#### YOUR GOAL:
Reproduce every record exactly as given.

#### SUPPLIED INFORMATION:
+-------+
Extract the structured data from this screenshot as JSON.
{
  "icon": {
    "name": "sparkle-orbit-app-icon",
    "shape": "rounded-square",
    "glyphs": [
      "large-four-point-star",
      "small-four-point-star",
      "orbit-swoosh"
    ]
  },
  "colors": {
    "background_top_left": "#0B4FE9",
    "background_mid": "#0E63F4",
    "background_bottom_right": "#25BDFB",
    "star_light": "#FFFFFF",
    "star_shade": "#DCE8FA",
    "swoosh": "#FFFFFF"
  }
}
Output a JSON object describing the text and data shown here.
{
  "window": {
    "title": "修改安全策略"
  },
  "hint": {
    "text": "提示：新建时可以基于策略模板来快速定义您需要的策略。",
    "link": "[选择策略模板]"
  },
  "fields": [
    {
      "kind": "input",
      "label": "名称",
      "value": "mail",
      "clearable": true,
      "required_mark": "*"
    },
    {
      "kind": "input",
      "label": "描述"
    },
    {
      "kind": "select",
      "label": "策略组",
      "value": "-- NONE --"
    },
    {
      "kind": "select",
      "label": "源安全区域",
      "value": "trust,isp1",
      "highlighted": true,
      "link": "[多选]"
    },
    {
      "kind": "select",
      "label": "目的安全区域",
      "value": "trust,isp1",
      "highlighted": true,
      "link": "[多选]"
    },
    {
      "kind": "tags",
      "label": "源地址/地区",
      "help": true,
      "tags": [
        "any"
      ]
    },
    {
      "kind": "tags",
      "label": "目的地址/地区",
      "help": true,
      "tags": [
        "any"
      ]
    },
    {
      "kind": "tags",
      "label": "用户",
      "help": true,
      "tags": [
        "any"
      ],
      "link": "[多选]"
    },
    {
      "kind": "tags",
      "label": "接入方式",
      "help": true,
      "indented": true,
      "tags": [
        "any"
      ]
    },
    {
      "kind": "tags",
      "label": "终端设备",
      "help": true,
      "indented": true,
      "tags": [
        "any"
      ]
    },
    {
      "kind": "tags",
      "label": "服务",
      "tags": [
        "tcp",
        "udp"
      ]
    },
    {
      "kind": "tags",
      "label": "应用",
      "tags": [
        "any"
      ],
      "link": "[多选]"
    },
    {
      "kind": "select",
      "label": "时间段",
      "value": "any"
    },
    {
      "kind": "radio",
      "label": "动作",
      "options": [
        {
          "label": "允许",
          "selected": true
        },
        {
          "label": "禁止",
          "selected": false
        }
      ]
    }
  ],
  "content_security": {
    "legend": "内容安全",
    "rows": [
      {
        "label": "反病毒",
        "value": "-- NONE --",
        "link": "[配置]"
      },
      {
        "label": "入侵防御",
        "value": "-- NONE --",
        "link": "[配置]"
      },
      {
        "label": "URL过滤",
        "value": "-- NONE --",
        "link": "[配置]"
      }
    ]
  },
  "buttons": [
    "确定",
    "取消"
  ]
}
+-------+
#### SOLVED EXERCISE:
Extract the structured data from this screenshot as JSON.
{
  "icon": {
    "name": "sparkle-orbit-app-icon",
    "shape": "rounded-square",
    "glyphs": [
      "large-four-point-star",
      "small-four-point-star",
      "orbit-swoosh"
    ]
  },
  "colors": {
    "background_top_left": "#0B4FE9",
    "background_mid": "#0E63F4",
    "background_bottom_right": "#25BDFB",
    "star_light": "#FFFFFF",
    "star_shade": "#DCE8FA",
    "swoosh": "#FFFFFF"
  }
}
Output a JSON object describing the text and data shown here.
{
  "window": {
    "title": "修改安全策略"
  },
  "hint": {
    "text": "提示：新建时可以基于策略模板来快速定义您需要的策略。",
    "link": "[选择策略模板]"
  },
  "fields": [
    {
      "kind": "input",
      "label": "名称",
      "value": "mail",
      "clearable": true,
      "required_mark": "*"
    },
    {
      "kind": "input",
      "label": "描述"
    },
    {
      "kind": "select",
      "label": "策略组",
      "value": "-- NONE --"
    },
    {
      "kind": "select",
      "label": "源安全区域",
      "value": "trust,isp1",
      "highlighted": true,
      "link": "[多选]"
    },
    {
      "kind": "select",
      "label": "目的安全区域",
      "value": "trust,isp1",
      "highlighted": true,
      "link": "[多选]"
    },
    {
      "kind": "tags",
      "label": "源地址/地区",
      "help": true,
      "tags": [
        "any"
      ]
    },
    {
      "kind": "tags",
      "label": "目的地址/地区",
      "help": true,
      "tags": [
        "any"
      ]
    },
    {
      "kind": "tags",
      "label": "用户",
      "help": true,
      "tags": [
        "any"
      ],
      "link": "[多选]"
    },
    {
      "kind": "tags",
      "label": "接入方式",
      "help": true,
      "indented": true,
      "tags": [
        "any"
      ]
    },
    {
      "kind": "tags",
      "label": "终端设备",
      "help": true,
      "indented": true,
      "tags": [
        "any"
      ]
    },
    {
      "kind": "tags",
      "label": "服务",
      "tags": [
        "tcp",
        "udp"
      ]
    },
    {
      "kind": "tags",
      "label": "应用",
      "tags": [
        "any"
      ],
      "link": "[多选]"
    },
    {
      "kind": "select",
      "label": "时间段",
      "value": "any"
    },
    {
      "kind": "radio",
      "label": "动作",
      "options": [
        {
          "label": "允许",
          "selected": true
        },
        {
          "label": "禁止",
          "selected": false
        }
      ]
    }
  ],
  "content_security": {
    "legend": "内容安全",
    "rows": [
      {
        "label": "反病毒",
        "value": "-- NONE --",
        "link": "[配置]"
      },
      {
        "label": "入侵防御",
        "value": "-- NONE --",
        "link": "[配置]"
      },
      {
        "label": "URL过滤",
        "value": "-- NONE --",
        "link": "[配置]"
      }
    ]
  },
  "buttons": [
    "确定",
    "取消"
  ]
}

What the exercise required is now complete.